_What is required_
Show every line in the entries below where the word "name" appears.

(Data about app and page elements)
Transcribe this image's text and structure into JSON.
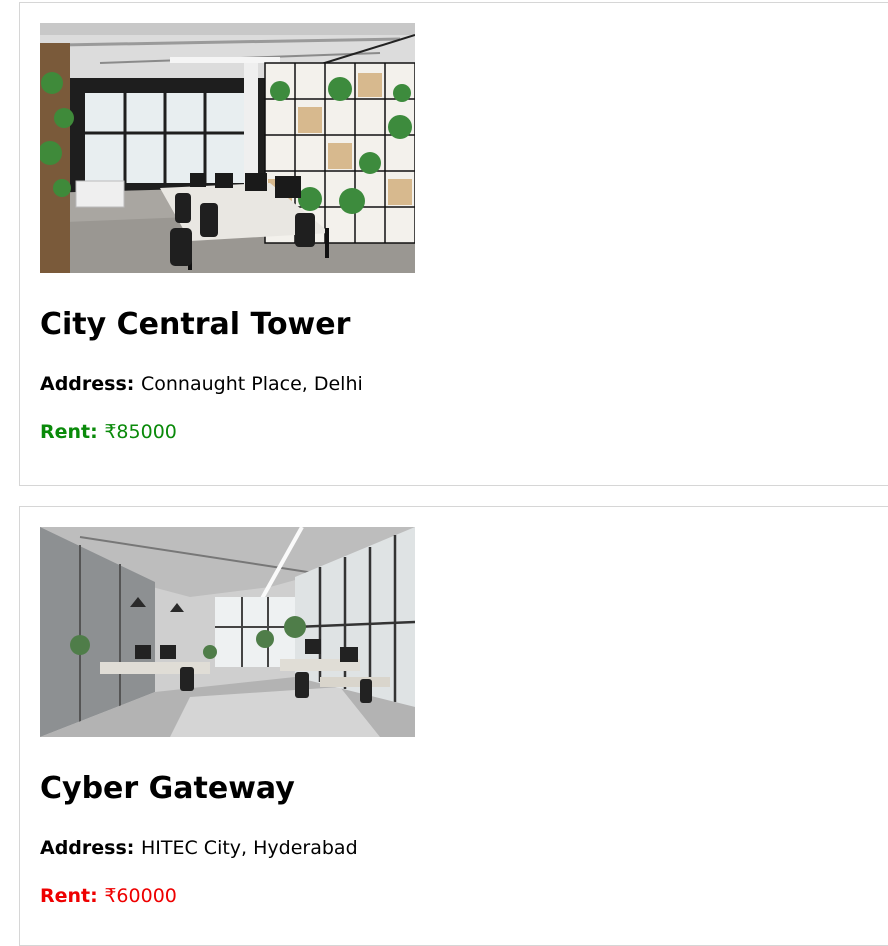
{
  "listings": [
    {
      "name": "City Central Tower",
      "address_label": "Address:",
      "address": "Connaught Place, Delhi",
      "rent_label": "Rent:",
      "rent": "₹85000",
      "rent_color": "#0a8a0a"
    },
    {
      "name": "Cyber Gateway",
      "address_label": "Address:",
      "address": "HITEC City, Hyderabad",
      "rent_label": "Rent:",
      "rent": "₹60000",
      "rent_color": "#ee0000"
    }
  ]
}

_Written reply_
      "name": "City Central Tower",
      "name": "Cyber Gateway",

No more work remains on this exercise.